* _Task objective_
Go through the listing and return every line with "Analyze" in it.

* _Information_
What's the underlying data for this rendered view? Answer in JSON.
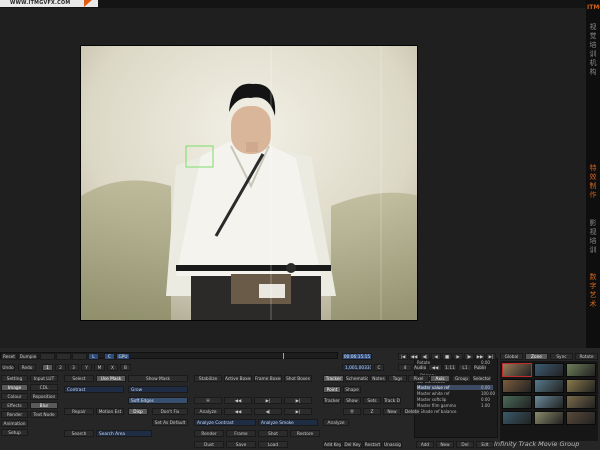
{
  "site_tab": "WWW.ITMGVFX.COM",
  "brand": {
    "logo": "ITMG",
    "chars": [
      "视",
      "觉",
      "培",
      "训",
      "机",
      "构",
      "特",
      "效",
      "制",
      "作",
      "影",
      "视",
      "培",
      "训",
      "数",
      "字",
      "艺",
      "术"
    ]
  },
  "timeline": {
    "frame_field": "00:06:15:15",
    "frame_field2": "1,001,00331",
    "left": [
      "Reset",
      "Dumpie",
      "",
      "",
      "",
      "L",
      "C",
      "GPU"
    ],
    "undo": "Undo",
    "redo": "Redo",
    "modes": [
      "1",
      "2",
      "3",
      "Y",
      "M",
      "X",
      "B"
    ]
  },
  "transport": {
    "buttons": [
      "|◀",
      "◀◀",
      "◀|",
      "◀",
      "■",
      "▶",
      "|▶",
      "▶▶",
      "▶|"
    ],
    "right": [
      "4",
      "Audio",
      "◀◀",
      "1:11",
      "L1",
      "Publish"
    ],
    "chips": [
      "C"
    ]
  },
  "menus": {
    "left": [
      "Setting",
      "Image",
      "Colour",
      "Effects",
      "Render",
      "Animation",
      "Setup"
    ],
    "second": [
      "Input LUT",
      "CDL",
      "Reposition",
      "Blur",
      "Text Node",
      "",
      ""
    ]
  },
  "actions": {
    "select": "Select",
    "use_mask": "Use Mask",
    "show_mask": "Show Mask",
    "contrast_label": "Contrast",
    "grow_label": "Grow",
    "grow_val": "0",
    "contrast_val": "0",
    "soft_edges": "Soft Edges",
    "soft_val": "0",
    "repair": "Repair",
    "motion_est": "Motion Est",
    "display": "Disp",
    "dont_fix": "Don't Fix",
    "set_default": "Set As Default",
    "search": "Search",
    "search_area": "Search Area",
    "search_val": "40"
  },
  "stabilize": {
    "top": [
      "Stabilize",
      "Active Boxes",
      "Frame Boxes",
      "Shot Boxes"
    ],
    "analyze": "Analyze",
    "contrast_field": "Analyze Contrast",
    "contrast_val": "30",
    "smoke_field": "Analyze Smoke",
    "smoke_val": "0",
    "bottom1": [
      "Render",
      "Frame",
      "Shot",
      "Restore"
    ],
    "bottom2": [
      "Dust",
      "Save",
      "Load",
      ""
    ],
    "arrows": [
      "H",
      "◀◀",
      "▶|",
      "▶|"
    ],
    "arrows2": [
      "◀◀",
      "◀|",
      "▶|"
    ]
  },
  "tracker": {
    "tabs": [
      "Tracker",
      "Schematic",
      "Notes",
      "Tags",
      "Pixel",
      "Axis",
      "Group",
      "Selector"
    ],
    "row2": [
      "Point",
      "Shape"
    ],
    "row3": [
      "Tracker",
      "Show",
      "Sets",
      "Track Down"
    ],
    "row4": [
      "Ⓡ",
      "Z",
      "New",
      "Delete"
    ],
    "analyze": "Analyze",
    "bottom": [
      "Add Key",
      "Del Key",
      "Restart",
      "Unassign"
    ]
  },
  "properties": {
    "header_left": "Rotate",
    "header_val": "0.00",
    "rows": [
      {
        "label": "Track",
        "v": ""
      },
      {
        "label": "▸ Primary",
        "v": ""
      },
      {
        "label": "  Col Correction",
        "v": ""
      },
      {
        "label": "  Master value ref",
        "v": "0.00"
      },
      {
        "label": "  Master white ref",
        "v": "100.00"
      },
      {
        "label": "  Master softclip",
        "v": "0.00"
      },
      {
        "label": "  Master film gamma",
        "v": "1.00"
      },
      {
        "label": "▸ Shade ref balance",
        "v": ""
      }
    ],
    "buttons": [
      "Add",
      "New",
      "Del",
      "Edt"
    ],
    "tool_btns": [
      "Global",
      "Zone",
      "Sync",
      "Rotate"
    ]
  },
  "thumbs": {
    "colors": [
      "#9a7a58",
      "#3c5a72",
      "#6f7f58",
      "#7a5a3c",
      "#567a8a",
      "#8a7a4a",
      "#4a6a5a",
      "#6a8a9a",
      "#7a6a4a",
      "#3a5a6a",
      "#8a8a6a",
      "#5a4a3a"
    ]
  },
  "watermark": "Infinity Track Movie Group"
}
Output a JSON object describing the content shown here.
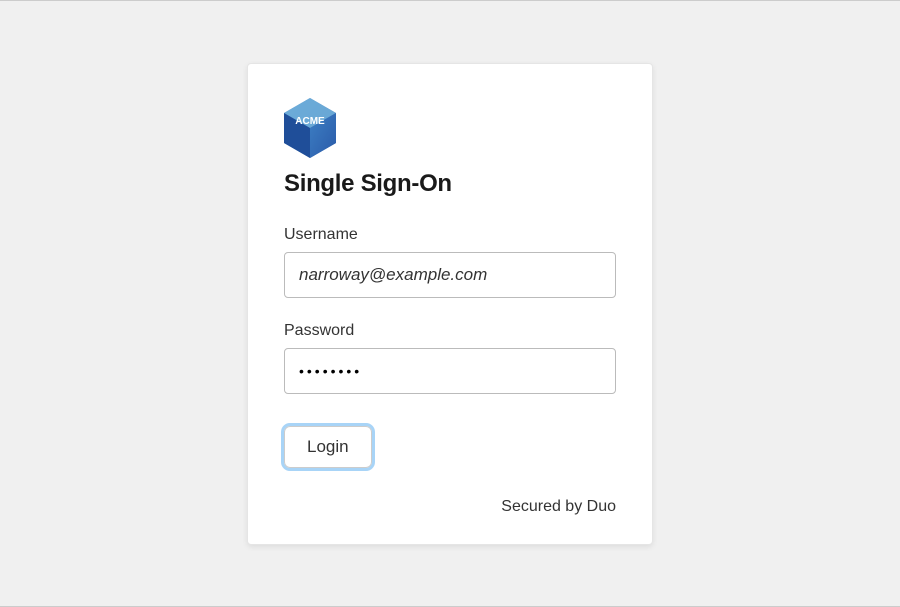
{
  "logo": {
    "name": "acme-logo",
    "text": "ACME"
  },
  "title": "Single Sign-On",
  "form": {
    "username": {
      "label": "Username",
      "value": "narroway@example.com"
    },
    "password": {
      "label": "Password",
      "value": "••••••••"
    },
    "submit_label": "Login"
  },
  "footer": {
    "secured_by": "Secured by Duo"
  }
}
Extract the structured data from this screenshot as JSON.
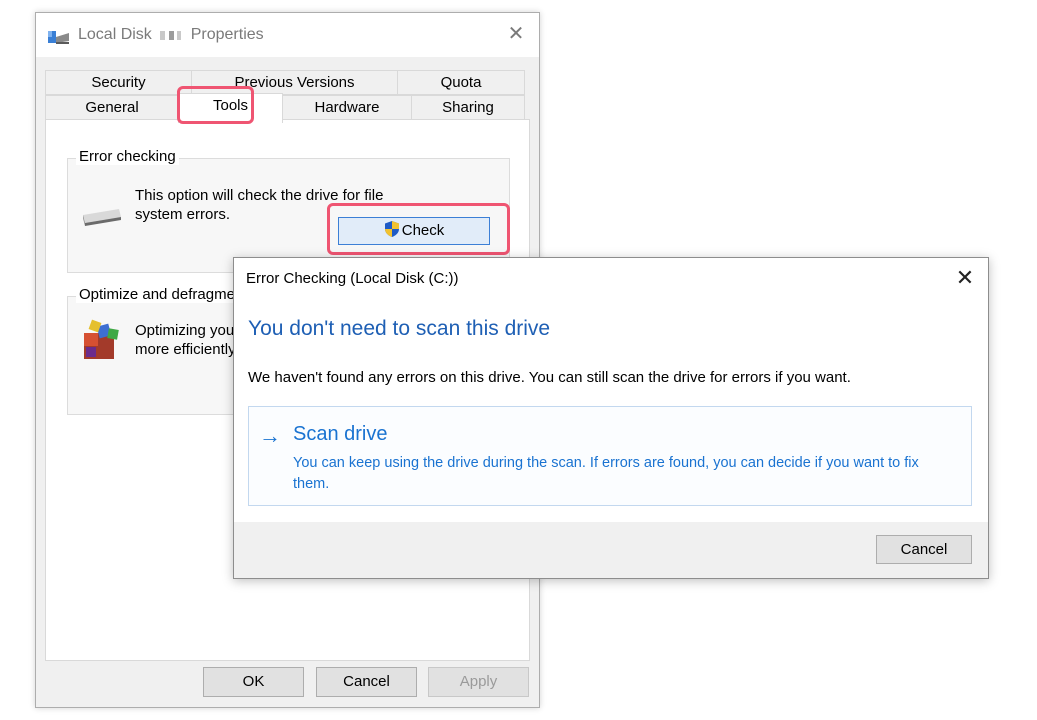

* _Task response_
    "analyze": "Analyze",
    "contrast_field": "Analyze Contrast",
    "smoke_field": "Analyze Smoke",
    "analyze": "Analyze",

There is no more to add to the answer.